Items from an interface collection:
=== Begin Enclosure ===

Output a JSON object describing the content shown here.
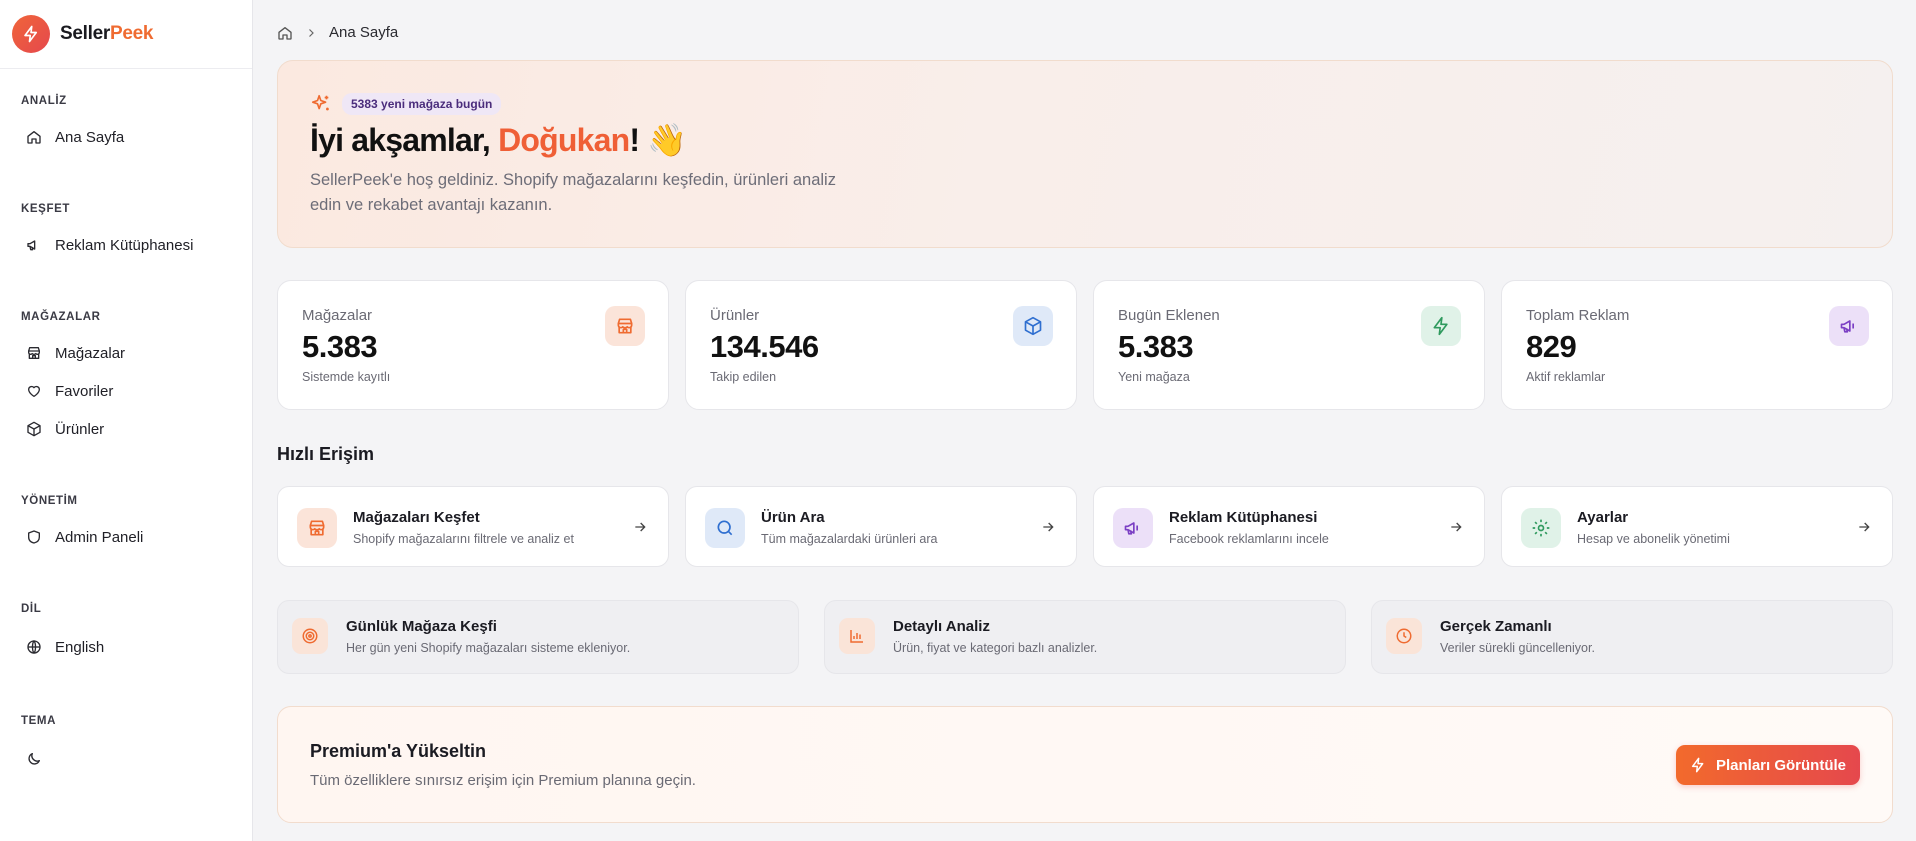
{
  "brand": {
    "part1": "Seller",
    "part2": "Peek"
  },
  "colors": {
    "accent": "#ef6b31",
    "brand_gradient": [
      "#f0653a",
      "#e5484d"
    ]
  },
  "sidebar": {
    "sections": [
      {
        "title": "ANALİZ",
        "items": [
          {
            "label": "Ana Sayfa",
            "icon": "home-icon"
          }
        ]
      },
      {
        "title": "KEŞFET",
        "items": [
          {
            "label": "Reklam Kütüphanesi",
            "icon": "megaphone-icon"
          }
        ]
      },
      {
        "title": "MAĞAZALAR",
        "items": [
          {
            "label": "Mağazalar",
            "icon": "store-icon"
          },
          {
            "label": "Favoriler",
            "icon": "heart-icon"
          },
          {
            "label": "Ürünler",
            "icon": "package-icon"
          }
        ]
      },
      {
        "title": "YÖNETİM",
        "items": [
          {
            "label": "Admin Paneli",
            "icon": "shield-icon"
          }
        ]
      },
      {
        "title": "DİL",
        "items": [
          {
            "label": "English",
            "icon": "globe-icon"
          }
        ]
      },
      {
        "title": "TEMA",
        "items": [
          {
            "label": "",
            "icon": "moon-icon"
          }
        ]
      }
    ]
  },
  "breadcrumb": {
    "current": "Ana Sayfa"
  },
  "hero": {
    "pill": "5383 yeni mağaza bugün",
    "greeting_prefix": "İyi akşamlar, ",
    "name": "Doğukan",
    "greeting_suffix": "! 👋",
    "description": "SellerPeek'e hoş geldiniz. Shopify mağazalarını keşfedin, ürünleri analiz edin ve rekabet avantajı kazanın."
  },
  "stats": [
    {
      "label": "Mağazalar",
      "value": "5.383",
      "sub": "Sistemde kayıtlı",
      "icon": "store-icon",
      "color": "#ef6b31"
    },
    {
      "label": "Ürünler",
      "value": "134.546",
      "sub": "Takip edilen",
      "icon": "package-icon",
      "color": "#2f6fd0"
    },
    {
      "label": "Bugün Eklenen",
      "value": "5.383",
      "sub": "Yeni mağaza",
      "icon": "lightning-icon",
      "color": "#2f9a5e"
    },
    {
      "label": "Toplam Reklam",
      "value": "829",
      "sub": "Aktif reklamlar",
      "icon": "megaphone-icon",
      "color": "#7b3fc4"
    }
  ],
  "quick_access": {
    "title": "Hızlı Erişim",
    "items": [
      {
        "title": "Mağazaları Keşfet",
        "desc": "Shopify mağazalarını filtrele ve analiz et",
        "icon": "store-icon"
      },
      {
        "title": "Ürün Ara",
        "desc": "Tüm mağazalardaki ürünleri ara",
        "icon": "search-icon"
      },
      {
        "title": "Reklam Kütüphanesi",
        "desc": "Facebook reklamlarını incele",
        "icon": "megaphone-icon"
      },
      {
        "title": "Ayarlar",
        "desc": "Hesap ve abonelik yönetimi",
        "icon": "gear-icon"
      }
    ]
  },
  "features": [
    {
      "title": "Günlük Mağaza Keşfi",
      "desc": "Her gün yeni Shopify mağazaları sisteme ekleniyor.",
      "icon": "target-icon"
    },
    {
      "title": "Detaylı Analiz",
      "desc": "Ürün, fiyat ve kategori bazlı analizler.",
      "icon": "bar-chart-icon"
    },
    {
      "title": "Gerçek Zamanlı",
      "desc": "Veriler sürekli güncelleniyor.",
      "icon": "clock-icon"
    }
  ],
  "premium": {
    "title": "Premium'a Yükseltin",
    "desc": "Tüm özelliklere sınırsız erişim için Premium planına geçin.",
    "cta": "Planları Görüntüle"
  }
}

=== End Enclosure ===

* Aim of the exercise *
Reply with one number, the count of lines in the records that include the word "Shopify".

* Response to the task *
3